First, his first touch is often quite poor, which can lead to turnovers in the defensive half. In the 4-2-3-1 this was a big problem because Wanyama ought to have been the deepest central player in the system because the center backs ought to push wide and high. That said, it may actually be a good thing for us that Wanyama wasn’t better at splitting the center halves—we may have seen a lot of dangerous turnovers if he had dropped off into deep central positions more often.

Second, his passing is erratic, particularly his close-range passing. This, again, can lead to turnovers. But it also can kill attacks before they can even start. Given that Wanyama is often the player who wins the ball, his inability to distribute can be a huge source of frustration.

That said, the 3-5-2 helped address some of these problems so they became way less of an issue as the year progressed. Additionally, Wanyama seemed to take major strides and was far more reliable in possession by the end of the season.

What now?

If Tottenham is going to compete in both the Premier League and the Champions League, the squad needs 14 to 16 players good enough to start consistently at that level. Wanyama is absolutely the sort of player we should have in and around the first XI. If we’re playing 4-2-3-1, then a Dierbele midfield is a far better solution than anything with Wanyama in it. That said, any kind of system using a single pivot, either the briefly used 4-1-4-1 of last fall or the 3-5-2 we saw more often, requires a midfielder like Wanyama.

If you look at most of the elite European teams, they have a handful of players who are great squad players, know their role in the team, and execute it at a high level. They aren’t the world-class stars in the team, but they’re solid, key contributors who will play in 20+ league games as starters or impact subs, and who will make one or two key plays in pivotal matches.

Sir Alex Ferguson’s United teams were full of these sorts of players. The 2012-13 team, which was his final United team and won the league got 21 starts from Jonny Evans, 24 from Antonio Valencia, 17 from Ashley Young, 18 from Tom Cleverley, and 17 from Shinji Kagawa.

The 2009-10 Chelsea side that won the league had a similar group of key support players. Ricardo Carvalho, John Obi Mikel, Yuri Zhirkov, and Salomon Kalou all made regular appearances in the squad.

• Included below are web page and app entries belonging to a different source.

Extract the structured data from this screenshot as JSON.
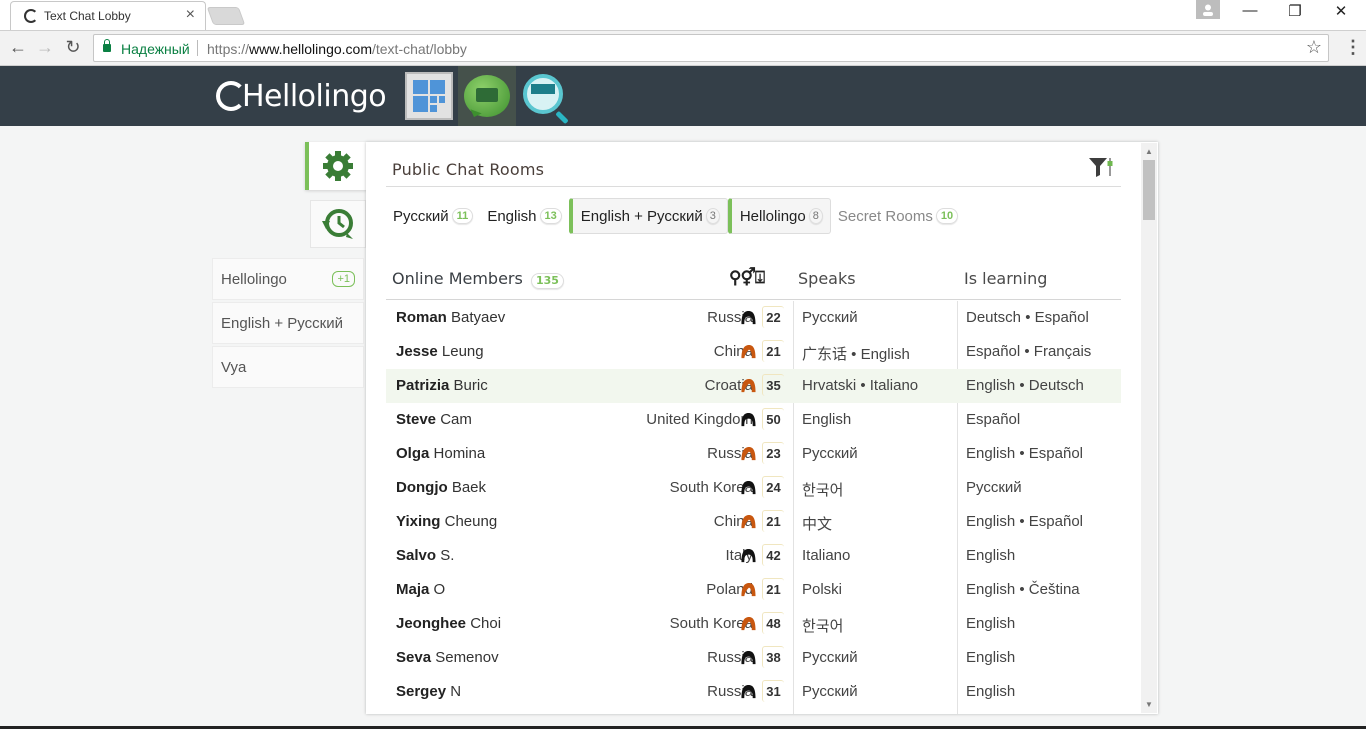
{
  "browser": {
    "tab_title": "Text Chat Lobby",
    "secure_label": "Надежный",
    "url_scheme": "https://",
    "url_host": "www.hellolingo.com",
    "url_path": "/text-chat/lobby"
  },
  "site": {
    "logo_text": "Hellolingo",
    "nav": [
      {
        "name": "dashboard-icon"
      },
      {
        "name": "text-chat-icon",
        "active": true
      },
      {
        "name": "find-partner-icon"
      }
    ]
  },
  "sidebar": {
    "items": [
      {
        "label": "Hellolingo",
        "badge": "+1"
      },
      {
        "label": "English + Русский",
        "badge": ""
      },
      {
        "label": "Vya",
        "badge": ""
      }
    ]
  },
  "rooms": {
    "title": "Public Chat Rooms",
    "list": [
      {
        "label": "Русский",
        "count": "11",
        "open": false
      },
      {
        "label": "English",
        "count": "13",
        "open": false
      },
      {
        "label": "English + Русский",
        "count": "3",
        "open": true
      },
      {
        "label": "Hellolingo",
        "count": "8",
        "open": true
      },
      {
        "label": "Secret Rooms",
        "count": "10",
        "open": false
      }
    ]
  },
  "members": {
    "title": "Online Members",
    "count": "135",
    "sort_icons": "location-gender-age",
    "col_speaks": "Speaks",
    "col_learning": "Is learning",
    "rows": [
      {
        "first": "Roman",
        "last": "Batyaev",
        "country": "Russia",
        "gender": "male",
        "age": "22",
        "speaks": "Русский",
        "learning": "Deutsch • Español"
      },
      {
        "first": "Jesse",
        "last": "Leung",
        "country": "China",
        "gender": "female",
        "age": "21",
        "speaks": "广东话 • English",
        "learning": "Español • Français"
      },
      {
        "first": "Patrizia",
        "last": "Buric",
        "country": "Croatia",
        "gender": "female",
        "age": "35",
        "speaks": "Hrvatski • Italiano",
        "learning": "English • Deutsch",
        "highlight": true
      },
      {
        "first": "Steve",
        "last": "Cam",
        "country": "United Kingdom",
        "gender": "male",
        "age": "50",
        "speaks": "English",
        "learning": "Español"
      },
      {
        "first": "Olga",
        "last": "Homina",
        "country": "Russia",
        "gender": "female",
        "age": "23",
        "speaks": "Русский",
        "learning": "English • Español"
      },
      {
        "first": "Dongjo",
        "last": "Baek",
        "country": "South Korea",
        "gender": "male",
        "age": "24",
        "speaks": "한국어",
        "learning": "Русский"
      },
      {
        "first": "Yixing",
        "last": "Cheung",
        "country": "China",
        "gender": "female",
        "age": "21",
        "speaks": "中文",
        "learning": "English • Español"
      },
      {
        "first": "Salvo",
        "last": "S.",
        "country": "Italy",
        "gender": "male",
        "age": "42",
        "speaks": "Italiano",
        "learning": "English"
      },
      {
        "first": "Maja",
        "last": "O",
        "country": "Poland",
        "gender": "female",
        "age": "21",
        "speaks": "Polski",
        "learning": "English • Čeština"
      },
      {
        "first": "Jeonghee",
        "last": "Choi",
        "country": "South Korea",
        "gender": "female",
        "age": "48",
        "speaks": "한국어",
        "learning": "English"
      },
      {
        "first": "Seva",
        "last": "Semenov",
        "country": "Russia",
        "gender": "male",
        "age": "38",
        "speaks": "Русский",
        "learning": "English"
      },
      {
        "first": "Sergey",
        "last": "N",
        "country": "Russia",
        "gender": "male",
        "age": "31",
        "speaks": "Русский",
        "learning": "English"
      }
    ]
  },
  "colors": {
    "accent_green": "#7cc05a",
    "header_bg": "#343f48",
    "female_hair": "#c8570f",
    "male_hair": "#111111",
    "highlight_row": "#f2f7ee"
  }
}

Simply put, if you want to compete at the highest levels of the European game, you need 14-16 players who can make around 20 appearances in the league without completely screwing up your season. They can’t all be elite, world-class talents, but they need to be good enough and they need to add something unique to the team. Victor Wanyama is that sort of player. Given his price and the role he filled in the team, he’s undoubtedly one of our best transfer signings in recent years.

Rating: 4 Chirpys